By Steve & Tamami Laser
Toyota Gazoo Racing, determined to please its home fans in the 6 Hours of Fuji race today in Japan, earned an impressive one-two victory after battling tough conditions on a wet track early in the race. The race marked the fourth round of the 2018-19 FIA World Endurance Championship (WEC).
After starting at Fuji Speedway in eighth place, Mike Conway, Kamui Kobayashi and José María López in car #7 crossed the finish line six hours later to win the race. Their hybrid racer was 11.44 seconds ahead of their teammates in car #8, Sébastian Buemi, Kazuki Nakajima, and Fernando Alonso.
With rain-slicked stands filled with home fans and Toyota colleagues cheering them on, both teams used the high-downforce-specification TS050 Hybrid at Fuji. Thanks to their winning ways, Toyota Gazoo Racing captured its home event for the sixth time, from seven WEC races, since returning to endurance racing in 2012.
Following the impressive results at Fuji, Toyota Gazoo Racing now leads in the teams’ World Championship by 14 points ahead of second-place Rebellion Racing. Meanwhile, Sébastian, Kazuki and Fernando increased their positions in the drivers’ standings, with Mike, Kamui and José moving up to second.
During the race, when Kazuki handed over to Sébastien after a two tough hours, car #8 was about 10 seconds behind car #7. Yet with fresher tires Sébastian began to narrow the gap on a dry track. Car #8 took the lead when Kamui brought a lengthy two-and-a-half-hour trek to an end, as Mike took to the driver’s seat.
Depending on which car had the freshest tires, positions on the track changed between the two cars. Following a yellow flag with just two hours remaining, José in #7 took the lead by 20 seconds ahead of Fernando in car #8.

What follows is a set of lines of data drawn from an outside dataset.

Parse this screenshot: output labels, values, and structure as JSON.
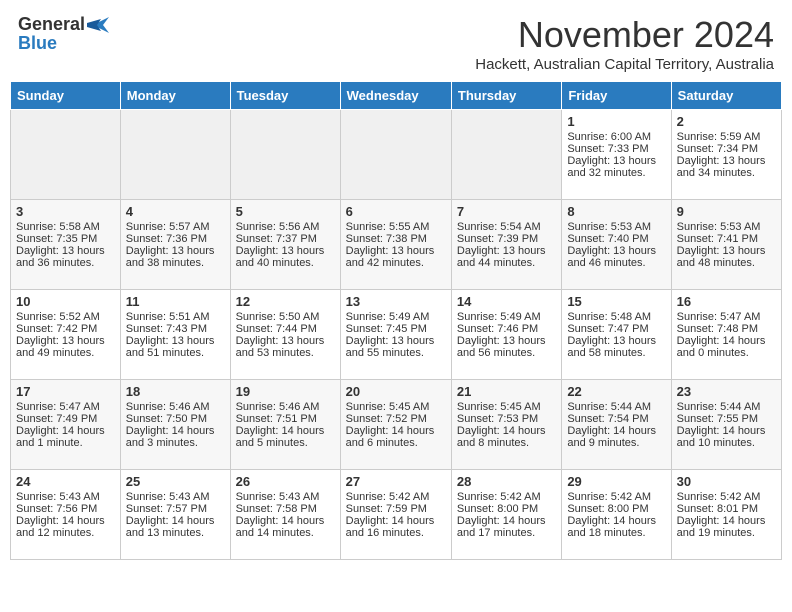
{
  "header": {
    "logo_general": "General",
    "logo_blue": "Blue",
    "month_title": "November 2024",
    "location": "Hackett, Australian Capital Territory, Australia"
  },
  "weekdays": [
    "Sunday",
    "Monday",
    "Tuesday",
    "Wednesday",
    "Thursday",
    "Friday",
    "Saturday"
  ],
  "weeks": [
    [
      {
        "day": "",
        "empty": true
      },
      {
        "day": "",
        "empty": true
      },
      {
        "day": "",
        "empty": true
      },
      {
        "day": "",
        "empty": true
      },
      {
        "day": "",
        "empty": true
      },
      {
        "day": "1",
        "sunrise": "Sunrise: 6:00 AM",
        "sunset": "Sunset: 7:33 PM",
        "daylight": "Daylight: 13 hours and 32 minutes."
      },
      {
        "day": "2",
        "sunrise": "Sunrise: 5:59 AM",
        "sunset": "Sunset: 7:34 PM",
        "daylight": "Daylight: 13 hours and 34 minutes."
      }
    ],
    [
      {
        "day": "3",
        "sunrise": "Sunrise: 5:58 AM",
        "sunset": "Sunset: 7:35 PM",
        "daylight": "Daylight: 13 hours and 36 minutes."
      },
      {
        "day": "4",
        "sunrise": "Sunrise: 5:57 AM",
        "sunset": "Sunset: 7:36 PM",
        "daylight": "Daylight: 13 hours and 38 minutes."
      },
      {
        "day": "5",
        "sunrise": "Sunrise: 5:56 AM",
        "sunset": "Sunset: 7:37 PM",
        "daylight": "Daylight: 13 hours and 40 minutes."
      },
      {
        "day": "6",
        "sunrise": "Sunrise: 5:55 AM",
        "sunset": "Sunset: 7:38 PM",
        "daylight": "Daylight: 13 hours and 42 minutes."
      },
      {
        "day": "7",
        "sunrise": "Sunrise: 5:54 AM",
        "sunset": "Sunset: 7:39 PM",
        "daylight": "Daylight: 13 hours and 44 minutes."
      },
      {
        "day": "8",
        "sunrise": "Sunrise: 5:53 AM",
        "sunset": "Sunset: 7:40 PM",
        "daylight": "Daylight: 13 hours and 46 minutes."
      },
      {
        "day": "9",
        "sunrise": "Sunrise: 5:53 AM",
        "sunset": "Sunset: 7:41 PM",
        "daylight": "Daylight: 13 hours and 48 minutes."
      }
    ],
    [
      {
        "day": "10",
        "sunrise": "Sunrise: 5:52 AM",
        "sunset": "Sunset: 7:42 PM",
        "daylight": "Daylight: 13 hours and 49 minutes."
      },
      {
        "day": "11",
        "sunrise": "Sunrise: 5:51 AM",
        "sunset": "Sunset: 7:43 PM",
        "daylight": "Daylight: 13 hours and 51 minutes."
      },
      {
        "day": "12",
        "sunrise": "Sunrise: 5:50 AM",
        "sunset": "Sunset: 7:44 PM",
        "daylight": "Daylight: 13 hours and 53 minutes."
      },
      {
        "day": "13",
        "sunrise": "Sunrise: 5:49 AM",
        "sunset": "Sunset: 7:45 PM",
        "daylight": "Daylight: 13 hours and 55 minutes."
      },
      {
        "day": "14",
        "sunrise": "Sunrise: 5:49 AM",
        "sunset": "Sunset: 7:46 PM",
        "daylight": "Daylight: 13 hours and 56 minutes."
      },
      {
        "day": "15",
        "sunrise": "Sunrise: 5:48 AM",
        "sunset": "Sunset: 7:47 PM",
        "daylight": "Daylight: 13 hours and 58 minutes."
      },
      {
        "day": "16",
        "sunrise": "Sunrise: 5:47 AM",
        "sunset": "Sunset: 7:48 PM",
        "daylight": "Daylight: 14 hours and 0 minutes."
      }
    ],
    [
      {
        "day": "17",
        "sunrise": "Sunrise: 5:47 AM",
        "sunset": "Sunset: 7:49 PM",
        "daylight": "Daylight: 14 hours and 1 minute."
      },
      {
        "day": "18",
        "sunrise": "Sunrise: 5:46 AM",
        "sunset": "Sunset: 7:50 PM",
        "daylight": "Daylight: 14 hours and 3 minutes."
      },
      {
        "day": "19",
        "sunrise": "Sunrise: 5:46 AM",
        "sunset": "Sunset: 7:51 PM",
        "daylight": "Daylight: 14 hours and 5 minutes."
      },
      {
        "day": "20",
        "sunrise": "Sunrise: 5:45 AM",
        "sunset": "Sunset: 7:52 PM",
        "daylight": "Daylight: 14 hours and 6 minutes."
      },
      {
        "day": "21",
        "sunrise": "Sunrise: 5:45 AM",
        "sunset": "Sunset: 7:53 PM",
        "daylight": "Daylight: 14 hours and 8 minutes."
      },
      {
        "day": "22",
        "sunrise": "Sunrise: 5:44 AM",
        "sunset": "Sunset: 7:54 PM",
        "daylight": "Daylight: 14 hours and 9 minutes."
      },
      {
        "day": "23",
        "sunrise": "Sunrise: 5:44 AM",
        "sunset": "Sunset: 7:55 PM",
        "daylight": "Daylight: 14 hours and 10 minutes."
      }
    ],
    [
      {
        "day": "24",
        "sunrise": "Sunrise: 5:43 AM",
        "sunset": "Sunset: 7:56 PM",
        "daylight": "Daylight: 14 hours and 12 minutes."
      },
      {
        "day": "25",
        "sunrise": "Sunrise: 5:43 AM",
        "sunset": "Sunset: 7:57 PM",
        "daylight": "Daylight: 14 hours and 13 minutes."
      },
      {
        "day": "26",
        "sunrise": "Sunrise: 5:43 AM",
        "sunset": "Sunset: 7:58 PM",
        "daylight": "Daylight: 14 hours and 14 minutes."
      },
      {
        "day": "27",
        "sunrise": "Sunrise: 5:42 AM",
        "sunset": "Sunset: 7:59 PM",
        "daylight": "Daylight: 14 hours and 16 minutes."
      },
      {
        "day": "28",
        "sunrise": "Sunrise: 5:42 AM",
        "sunset": "Sunset: 8:00 PM",
        "daylight": "Daylight: 14 hours and 17 minutes."
      },
      {
        "day": "29",
        "sunrise": "Sunrise: 5:42 AM",
        "sunset": "Sunset: 8:00 PM",
        "daylight": "Daylight: 14 hours and 18 minutes."
      },
      {
        "day": "30",
        "sunrise": "Sunrise: 5:42 AM",
        "sunset": "Sunset: 8:01 PM",
        "daylight": "Daylight: 14 hours and 19 minutes."
      }
    ]
  ]
}
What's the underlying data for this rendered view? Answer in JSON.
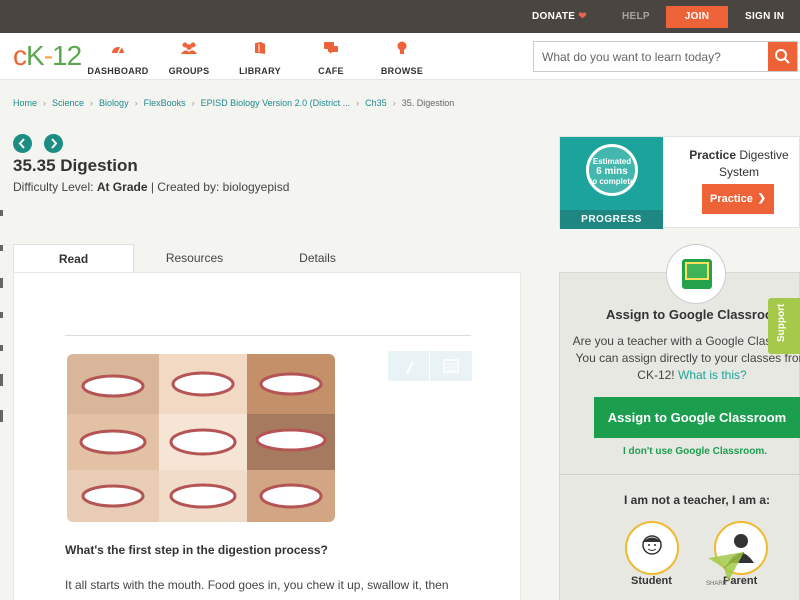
{
  "topbar": {
    "donate": "DONATE",
    "help": "HELP",
    "join": "JOIN",
    "signin": "SIGN IN"
  },
  "header": {
    "logo": {
      "c": "c",
      "k": "K",
      "dash": "-",
      "twelve": "12"
    },
    "nav": [
      {
        "label": "DASHBOARD",
        "icon": "dashboard-icon"
      },
      {
        "label": "GROUPS",
        "icon": "groups-icon"
      },
      {
        "label": "LIBRARY",
        "icon": "library-icon"
      },
      {
        "label": "CAFE",
        "icon": "cafe-icon"
      },
      {
        "label": "BROWSE",
        "icon": "browse-icon"
      }
    ],
    "search_placeholder": "What do you want to learn today?"
  },
  "breadcrumb": [
    "Home",
    "Science",
    "Biology",
    "FlexBooks",
    "EPISD Biology Version 2.0 (District ...",
    "Ch35",
    "35. Digestion"
  ],
  "page": {
    "title": "35.35 Digestion",
    "difficulty_prefix": "Difficulty Level: ",
    "difficulty_value": "At Grade",
    "created_by": " | Created by: biologyepisd"
  },
  "tabs": [
    "Read",
    "Resources",
    "Details"
  ],
  "article": {
    "question": "What's the first step in the digestion process?",
    "body": "It all starts with the mouth. Food goes in, you chew it up, swallow it, then"
  },
  "practice": {
    "estimated_line1": "Estimated",
    "estimated_line2": "6 mins",
    "estimated_line3": "to complete",
    "progress_label": "PROGRESS",
    "title_bold": "Practice",
    "title_rest": " Digestive System",
    "button": "Practice"
  },
  "assign": {
    "title": "Assign to Google Classroom",
    "desc": "Are you a teacher with a Google Classroom? You can assign directly to your classes from CK-12!",
    "desc_link": "What is this?",
    "button": "Assign to Google Classroom",
    "dont_use": "I don't use Google Classroom.",
    "role_title": "I am not a teacher, I am a:",
    "roles": [
      "Student",
      "Parent"
    ]
  },
  "support": "Support",
  "share": "SHARE",
  "colors": {
    "accent": "#ee6237",
    "teal": "#1ca49c",
    "green": "#1b9e4e",
    "topbar": "#4a4540"
  }
}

During lap 153, José recorded the fastest lap of the race while holding a solid gap at the front prior to handing the lead to Kamui with only 30 minutes remaining.
When the chequered flag dropped, Kamui was first to cross the line in car #7, with Kazuki taking second place in car #8.
Preparation, Practice & Qualifying
Preparations for the 6 Hours of Fuji race started on Friday with two 90-minute practice sessions. On Saturday there was another 60-minute practice session followed by a short 20-minute qualifying to determine grid order.
Whether they’re walking the track or taking rides in tour buses like the ones above, drivers, team members and support crew check out the Fuji Speedway course from many different perspectives while preparing for the race.
Quick History of Fuji Speedway
Toyota-owned Fuji International Speedway, located in Shizuoka Prefecture on the foothills of Mount Fuji, is a world-class circuit about 110km south of central Tokyo. It’s just a few kilometers away from Toyota’s Higashi-Fuji Technical Center, where the 1,000 hp Toyota Hybrid System-Racing in TS050 is developed and built.
Fuji Speedway has evolved since opening in 1965, when a banked oval-style section made up half its length. In 1976, Fuji hosted the first Formula 1 Japanese Grand Prix. Toyota acquired the racecourse in 2000. Following a lengthy renovation that started in 2003, Fuji Speedway reopened in 2005 and hosted Formula 1 in 2007 and 2008.
News source and photos courtesy of Toyota Gazoo Racing Co., and Toyota Motor Corp.
Story (commentary) © 2018 CarNichiWa.com